• _Task objective_:
Every line of the records below that holds the word "transparent" belongs in the answer.

• _Records provided_:
Start of Block

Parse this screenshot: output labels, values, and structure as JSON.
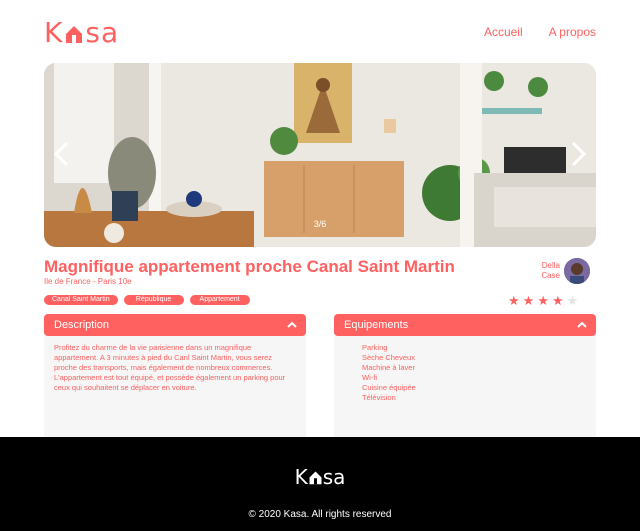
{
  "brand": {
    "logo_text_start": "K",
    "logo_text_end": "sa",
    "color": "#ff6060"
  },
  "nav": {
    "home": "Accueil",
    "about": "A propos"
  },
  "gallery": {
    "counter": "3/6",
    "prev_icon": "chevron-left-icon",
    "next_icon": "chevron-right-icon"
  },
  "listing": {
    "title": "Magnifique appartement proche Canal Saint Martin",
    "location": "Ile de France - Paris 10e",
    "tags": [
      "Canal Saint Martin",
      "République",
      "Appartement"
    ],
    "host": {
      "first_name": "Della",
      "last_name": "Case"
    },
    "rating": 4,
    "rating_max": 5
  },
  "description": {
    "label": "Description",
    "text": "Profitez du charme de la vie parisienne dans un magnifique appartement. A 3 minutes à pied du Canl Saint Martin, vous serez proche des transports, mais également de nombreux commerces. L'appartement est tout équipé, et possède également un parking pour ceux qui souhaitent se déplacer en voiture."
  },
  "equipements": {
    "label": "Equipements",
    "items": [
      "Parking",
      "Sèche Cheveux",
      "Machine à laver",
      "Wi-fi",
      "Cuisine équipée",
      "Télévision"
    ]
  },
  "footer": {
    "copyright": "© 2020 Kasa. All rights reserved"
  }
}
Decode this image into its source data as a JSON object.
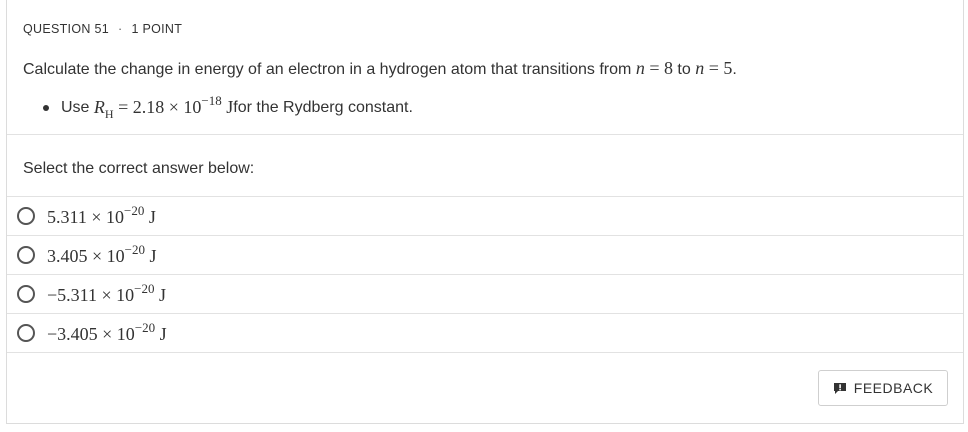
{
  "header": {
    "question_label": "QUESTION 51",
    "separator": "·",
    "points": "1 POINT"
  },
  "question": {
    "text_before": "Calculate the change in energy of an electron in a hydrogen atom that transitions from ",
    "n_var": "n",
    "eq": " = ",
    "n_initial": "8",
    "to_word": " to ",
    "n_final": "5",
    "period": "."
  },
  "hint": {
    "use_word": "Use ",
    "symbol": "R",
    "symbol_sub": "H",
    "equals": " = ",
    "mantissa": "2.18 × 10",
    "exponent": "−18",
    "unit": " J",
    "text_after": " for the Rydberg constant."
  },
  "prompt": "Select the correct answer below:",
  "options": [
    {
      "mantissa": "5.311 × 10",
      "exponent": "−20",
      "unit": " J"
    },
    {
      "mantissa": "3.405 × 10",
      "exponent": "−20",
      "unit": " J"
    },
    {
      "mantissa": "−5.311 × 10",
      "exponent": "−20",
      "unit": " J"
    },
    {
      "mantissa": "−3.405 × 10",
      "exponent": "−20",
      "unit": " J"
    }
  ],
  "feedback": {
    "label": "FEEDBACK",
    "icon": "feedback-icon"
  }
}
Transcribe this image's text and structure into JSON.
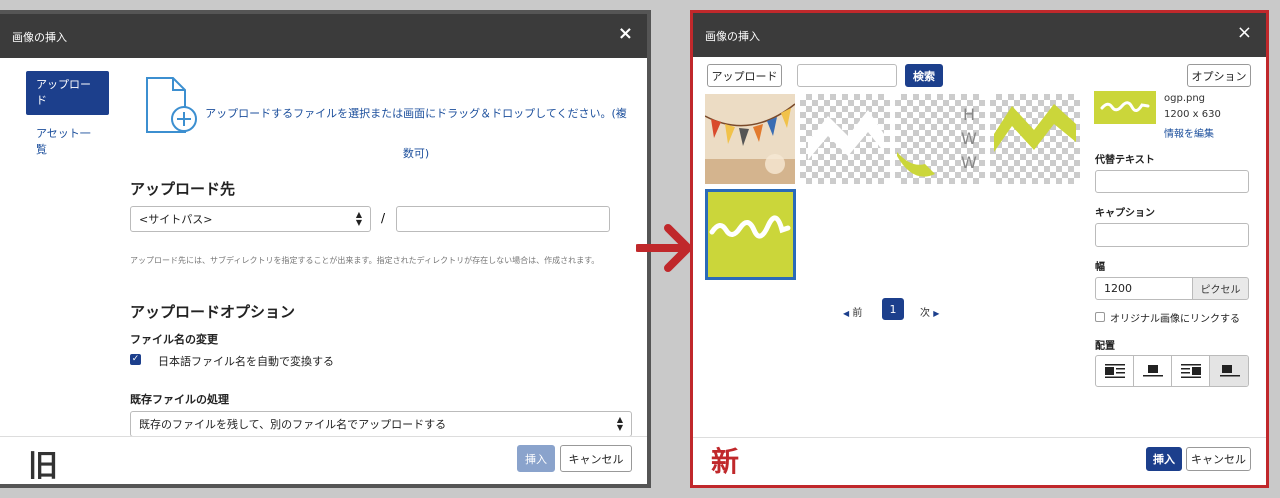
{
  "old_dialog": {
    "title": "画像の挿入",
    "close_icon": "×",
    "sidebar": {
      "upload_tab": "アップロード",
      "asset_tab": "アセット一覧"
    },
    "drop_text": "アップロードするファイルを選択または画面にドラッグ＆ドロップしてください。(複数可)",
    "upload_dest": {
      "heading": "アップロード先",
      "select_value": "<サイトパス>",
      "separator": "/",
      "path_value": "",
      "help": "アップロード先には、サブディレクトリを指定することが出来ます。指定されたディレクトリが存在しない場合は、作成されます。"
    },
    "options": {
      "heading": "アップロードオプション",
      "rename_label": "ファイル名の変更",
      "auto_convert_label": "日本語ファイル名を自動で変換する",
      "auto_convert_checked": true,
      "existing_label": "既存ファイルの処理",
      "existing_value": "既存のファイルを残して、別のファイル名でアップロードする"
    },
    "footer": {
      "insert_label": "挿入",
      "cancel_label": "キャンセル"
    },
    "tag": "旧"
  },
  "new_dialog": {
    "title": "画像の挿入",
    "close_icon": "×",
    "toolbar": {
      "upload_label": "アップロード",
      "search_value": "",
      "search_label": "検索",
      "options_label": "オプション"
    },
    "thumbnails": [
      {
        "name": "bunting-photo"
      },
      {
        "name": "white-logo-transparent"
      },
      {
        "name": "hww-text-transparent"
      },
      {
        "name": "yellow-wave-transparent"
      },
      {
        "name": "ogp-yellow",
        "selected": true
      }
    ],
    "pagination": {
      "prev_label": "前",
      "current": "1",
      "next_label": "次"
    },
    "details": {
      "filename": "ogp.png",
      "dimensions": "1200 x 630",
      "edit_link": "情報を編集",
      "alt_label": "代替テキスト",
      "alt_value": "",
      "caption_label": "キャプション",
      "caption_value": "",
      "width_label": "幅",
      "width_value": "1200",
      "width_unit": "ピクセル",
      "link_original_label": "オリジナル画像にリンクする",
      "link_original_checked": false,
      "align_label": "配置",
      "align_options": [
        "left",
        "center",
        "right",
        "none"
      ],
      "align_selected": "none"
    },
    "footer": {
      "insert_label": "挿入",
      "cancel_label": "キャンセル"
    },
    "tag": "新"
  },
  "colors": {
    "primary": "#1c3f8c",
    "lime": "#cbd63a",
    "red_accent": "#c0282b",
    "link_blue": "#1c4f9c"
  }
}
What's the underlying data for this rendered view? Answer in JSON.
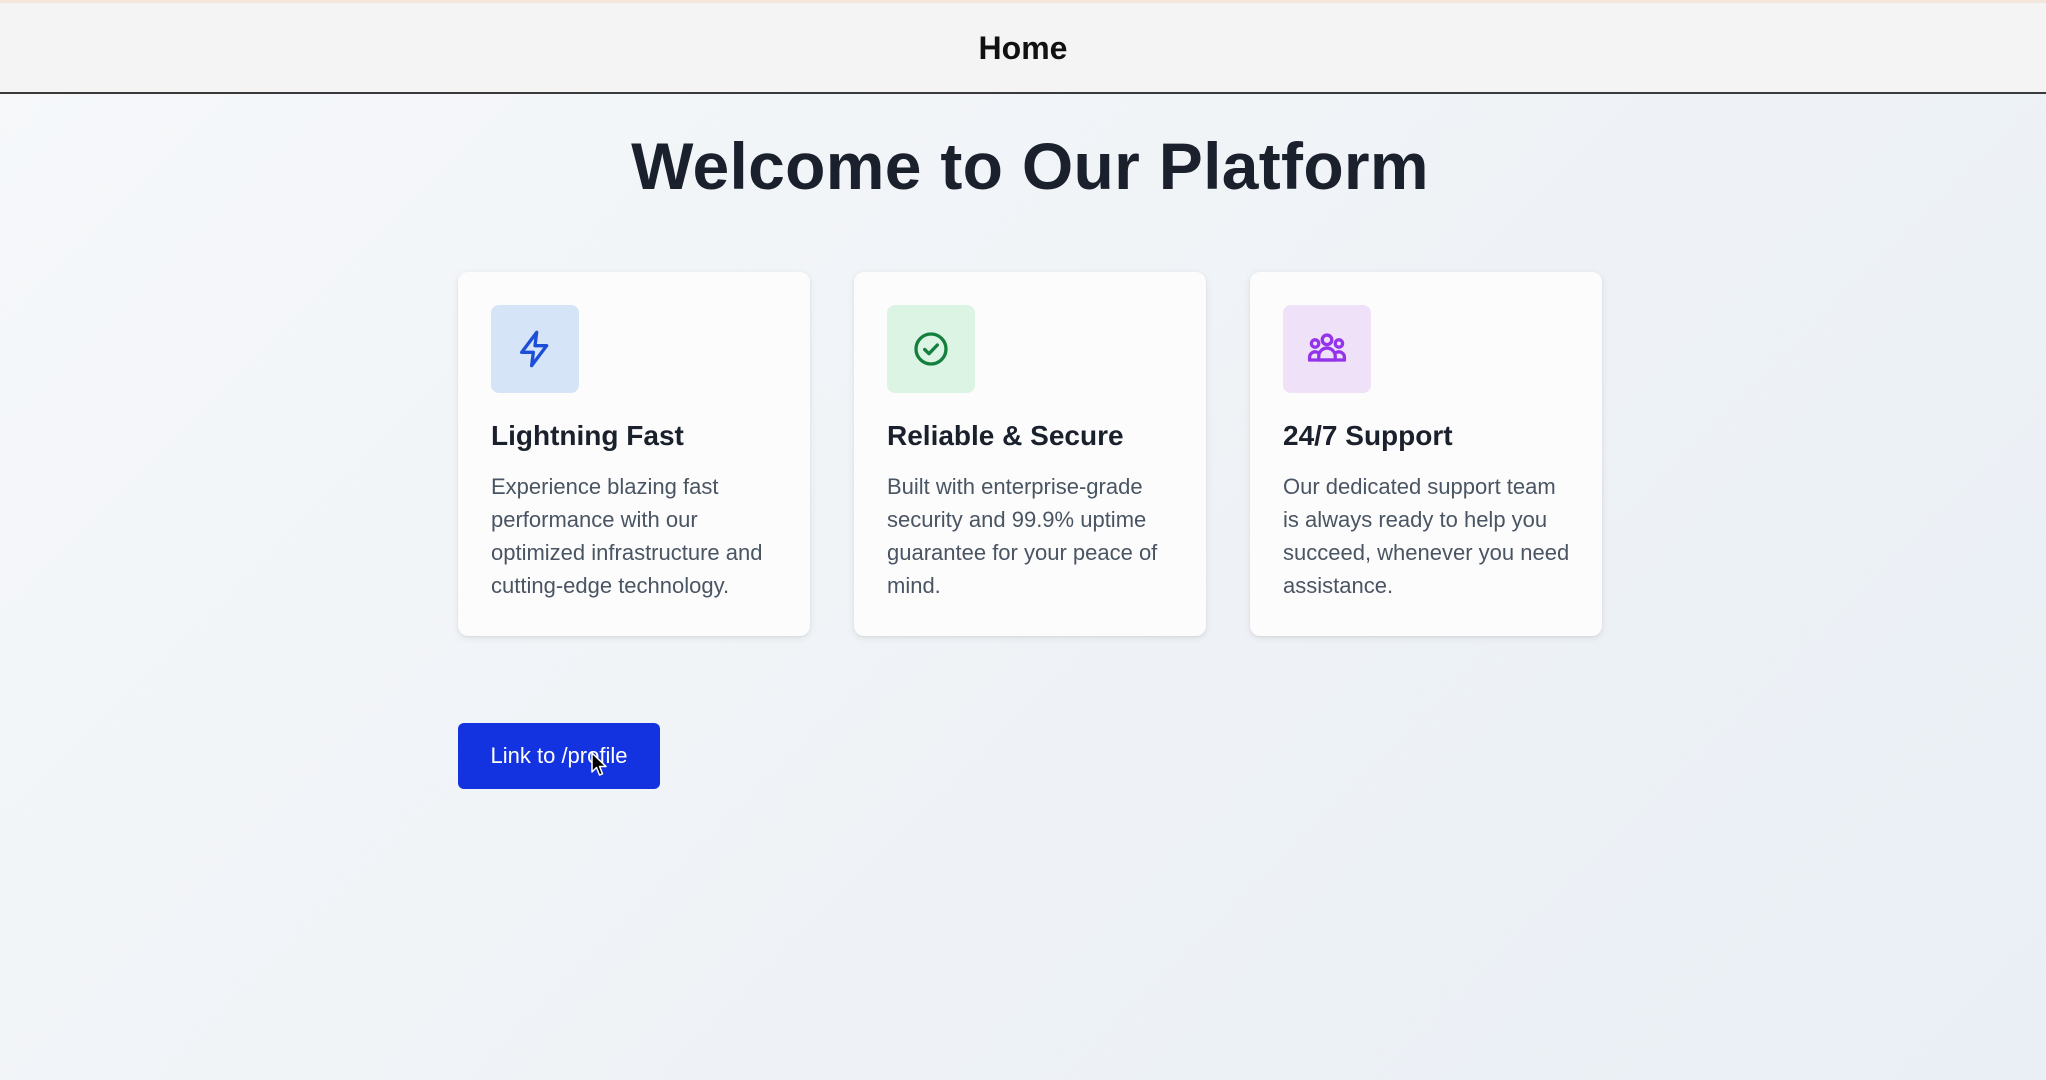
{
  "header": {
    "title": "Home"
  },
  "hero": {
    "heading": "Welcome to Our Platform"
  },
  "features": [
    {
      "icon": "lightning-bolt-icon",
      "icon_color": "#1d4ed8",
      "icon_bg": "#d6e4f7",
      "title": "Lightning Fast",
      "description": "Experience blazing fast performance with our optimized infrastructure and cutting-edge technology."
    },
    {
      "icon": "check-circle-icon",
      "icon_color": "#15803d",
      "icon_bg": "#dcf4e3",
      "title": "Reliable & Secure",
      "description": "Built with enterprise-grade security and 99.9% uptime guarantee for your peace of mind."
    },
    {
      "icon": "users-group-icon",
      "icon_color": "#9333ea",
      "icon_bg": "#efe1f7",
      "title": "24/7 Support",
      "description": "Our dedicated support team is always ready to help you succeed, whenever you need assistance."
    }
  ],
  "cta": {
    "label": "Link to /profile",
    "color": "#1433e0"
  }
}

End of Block

• _Problem solution_:
        "name": "white-logo-transparent"
        "name": "hww-text-transparent"
        "name": "yellow-wave-transparent"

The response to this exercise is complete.